Furor over Charlottesville follows Trump home to Manhattan
NEW YORK — President Donald Trump is back in the New York skyscraper that bears his name as the furor over his reaction to race-fueled clashes in Charlottesville, Virginia, over the weekend shows few signs of dying down.
Protesters on Manhattan's Fifth Avenue tried to spoil Trump's homecoming Monday night with signs bearing messages like "stop the hate, stop the lies" and chanting "shame, shame, shame" and "not my president!"
After two days of public equivocation and internal White House debate, the president condemned white supremacist groups by name on Monday, declaring "racism is evil".
In a hastily arranged statement at the White House, Trump branded members of the KKK, neo-Nazis and white supremacists who take part in violence as "criminals and thugs."
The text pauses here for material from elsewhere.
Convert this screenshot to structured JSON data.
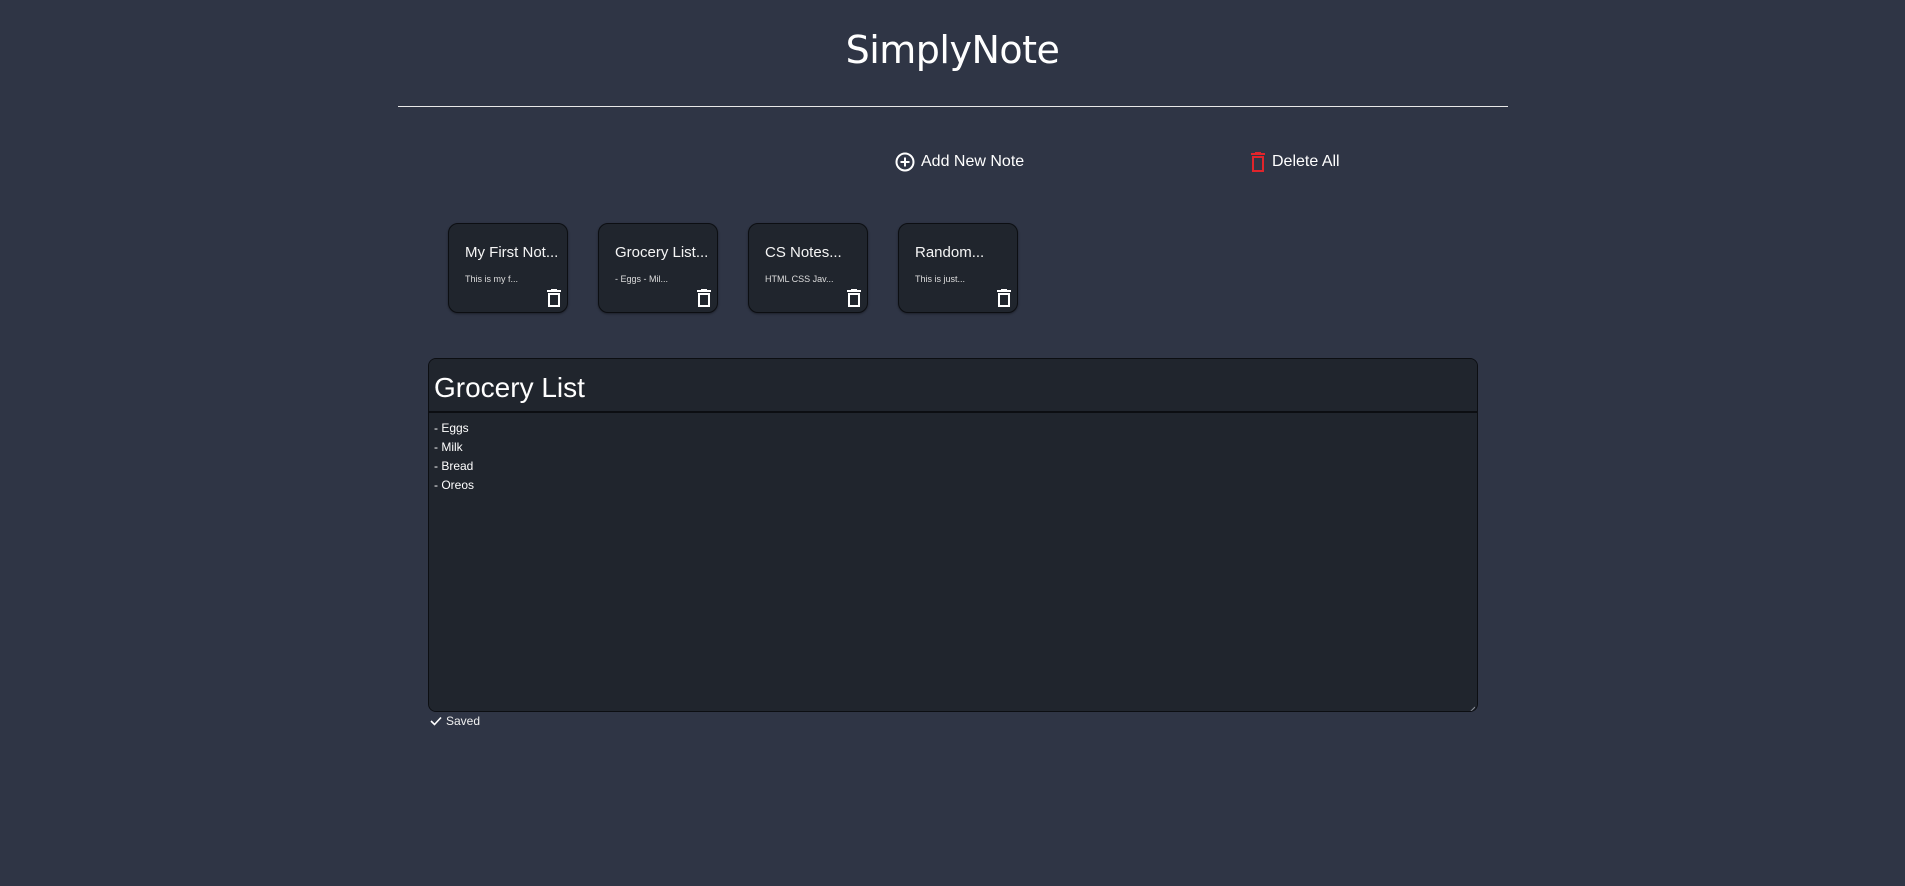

The groups are "repugnant to everything that we hold dear as Americans," he said.
The move didn't quiet the uproar, however. The leaders of four minority House caucus groups wrote a letter to Trump calling for the removal of White House staff aides Steve Bannon, Stephen Miller and Sebastian Gorka.
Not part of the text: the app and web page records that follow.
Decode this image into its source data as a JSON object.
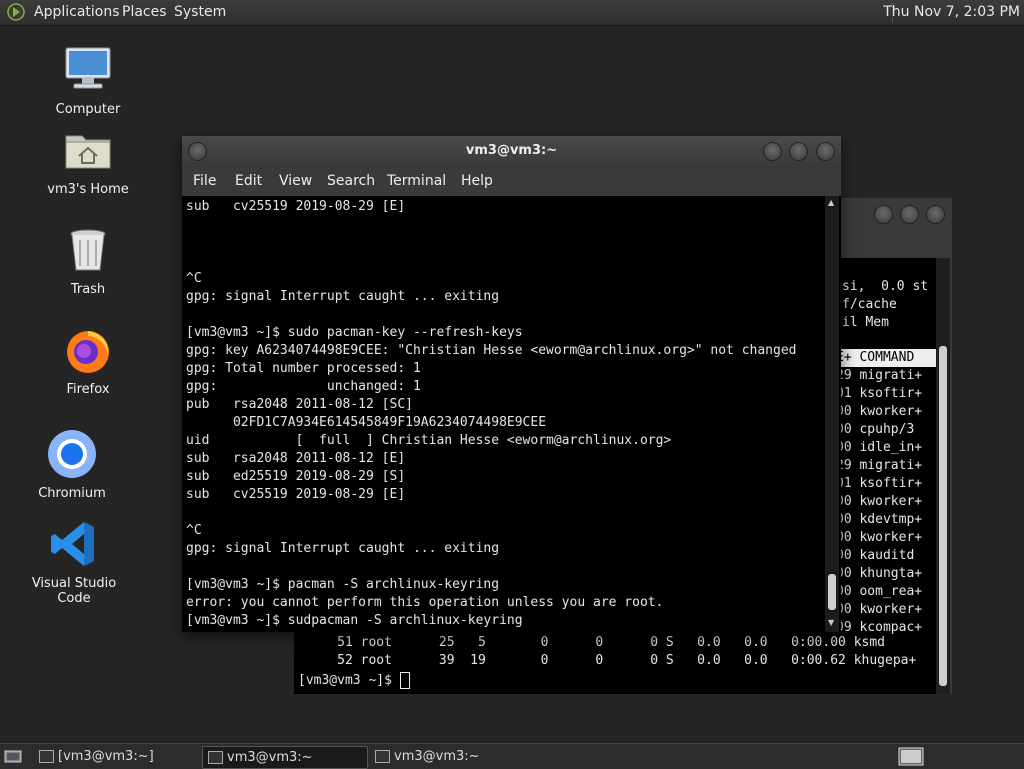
{
  "top_panel": {
    "menus": [
      "Applications",
      "Places",
      "System"
    ],
    "clock": "Thu Nov 7, 2:03 PM"
  },
  "desktop_icons": [
    {
      "label": "Computer",
      "icon": "computer-icon"
    },
    {
      "label": "vm3's Home",
      "icon": "home-folder-icon"
    },
    {
      "label": "Trash",
      "icon": "trash-icon"
    },
    {
      "label": "Firefox",
      "icon": "firefox-icon"
    },
    {
      "label": "Chromium",
      "icon": "chromium-icon"
    },
    {
      "label": "Visual Studio Code",
      "icon": "vscode-icon"
    }
  ],
  "front_window": {
    "title": "vm3@vm3:~",
    "menu": [
      "File",
      "Edit",
      "View",
      "Search",
      "Terminal",
      "Help"
    ],
    "lines": [
      "sub   cv25519 2019-08-29 [E]",
      "",
      "",
      "",
      "^C",
      "gpg: signal Interrupt caught ... exiting",
      "",
      "[vm3@vm3 ~]$ sudo pacman-key --refresh-keys",
      "gpg: key A6234074498E9CEE: \"Christian Hesse <eworm@archlinux.org>\" not changed",
      "gpg: Total number processed: 1",
      "gpg:              unchanged: 1",
      "pub   rsa2048 2011-08-12 [SC]",
      "      02FD1C7A934E614545849F19A6234074498E9CEE",
      "uid           [  full  ] Christian Hesse <eworm@archlinux.org>",
      "sub   rsa2048 2011-08-12 [E]",
      "sub   ed25519 2019-08-29 [S]",
      "sub   cv25519 2019-08-29 [E]",
      "",
      "^C",
      "gpg: signal Interrupt caught ... exiting",
      "",
      "[vm3@vm3 ~]$ pacman -S archlinux-keyring",
      "error: you cannot perform this operation unless you are root.",
      "[vm3@vm3 ~]$ sudpacman -S archlinux-keyring"
    ]
  },
  "back_window": {
    "header_lines": [
      "si,  0.0 st",
      "f/cache",
      "il Mem"
    ],
    "column_header": "E+ COMMAND",
    "right_column": [
      "29 migrati+",
      "01 ksoftir+",
      "00 kworker+",
      "00 cpuhp/3",
      "00 idle_in+",
      "29 migrati+",
      "01 ksoftir+",
      "00 kworker+",
      "00 kdevtmp+",
      "00 kworker+",
      "00 kauditd",
      "00 khungta+",
      "00 oom_rea+",
      "00 kworker+",
      "09 kcompac+"
    ],
    "bottom_rows": [
      "     51 root      25   5       0      0      0 S   0.0   0.0   0:00.00 ksmd",
      "     52 root      39  19       0      0      0 S   0.0   0.0   0:00.62 khugepa+"
    ],
    "prompt": "[vm3@vm3 ~]$ "
  },
  "taskbar": {
    "items": [
      "[vm3@vm3:~]",
      "vm3@vm3:~",
      "vm3@vm3:~"
    ]
  }
}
The heads of the black, Hispanic, Asian and progressive caucuses are calling in the letter for the firings of the Trump administration officials in the wake of a violent, racist rally in Charlottesville, Virginia. The letter asserts their continuing presence in the White House is emboldening a resurgent white supremacist movement in America.
This came a day after Anthony Scaramucci, who was fired as White House communications director after a less than two-week stay, called for Bannon's ouster.
In his initial remarks on the violence Saturday, Trump did not single out the groups and instead bemoaned violence on "many sides." Those remarks prompted stern criticism from fellow Republicans as well as Democrats, who urged him to seize the moral authority of his office to condemn hate groups.
Trump's softer statement Saturday had come as graphic images of a car plowing into a crowd in Charlottesville were playing continually on television. White nationalists had assembled in the city to protest plans to take down a statue of Confederate Gen. Robert E. Lee, and counter-protesters gathered in opposition. Fights broke out, and then a man drove into the opponents of the white supremacists. One woman was killed and many more badly hurt. Twenty-year-old James Alex Fields Jr. of Ohio is charged with second-degree murder and other counts.
Loath to appear to be admitting a mistake, Trump was reluctant to adjust his remarks.
The president had indicated to advisers before his initial statement Saturday that he wanted to stress a need for law and order, which he did. He later expressed anger to those close to him about what he perceived as the media's unfair assessment of his remarks, believing he had effectively denounced all forms of bigotry, according to outside advisers and White House officials.
Several of Trump's senior advisers, including new chief of staff John Kelly, had urged him to make a more specific condemnation, warning that the negative story would not go away and that the rising tide of criticism from fellow Republicans on Capitol Hill could endanger his legislative agenda, according to two White House officials.
The outside advisers and officials demanded anonymity to discuss private conversations.
Aides were dispatched to Sunday talk shows but struggled to explain the president's position. A stronger statement was released — but attributed only to an unnamed spokesperson.
Amy Walter of The Cook Political Report and Susan Page of USA Today join John Yang to discuss the week's news, including President Trump's reluctant response to the deadly incident white nationalist rally in Charlottesville, Virginia, plus a new campaign ad for the president and how his base of support is faring and more.
Tougher condemnations began Sunday night with Vice President Mike Pence, traveling in South America, declaring that "these dangerous fringe groups have no place in American public life."
On Monday, Trump had planned to interrupt his 17-day working vacation at his New Jersey golf club to travel to Washington for an announcement he hoped would showcase some tough talk on China's trade practices.
But by the time he arrived at midmorning, it was clear all other messages would be drowned out until he said more about Charlottesville.
Trump returned to a White House undergoing a major renovation. With the Oval Office unavailable, he worked from the Treaty Room as aides drafted his remarks.
Reading from a teleprompter, he made a point of beginning with an unrelated plug for the strength of the economy under his leadership. Then, taking pains to insist "as I said on Saturday," Trump denounced the hate groups and called for unity.
"We must love each other, show affection for each other and unite together in condemnation of hatred, bigotry and violence," he said.
Trump for the first time mentioned Heather Heyer by name as he paid tribute to the woman killed by the car.
At the trade event later in the day, he was asked why it took two days for him to offer an explicit denunciation of the hate groups.
"They have been condemned," Trump responded before offering a fresh criticism of some media as "fake news."
He followed with a tweet declaring "the #Fake News Media will never be satisfied."
Associated Press writers Julie Bykowicz and Jay Reeves contributed reporting.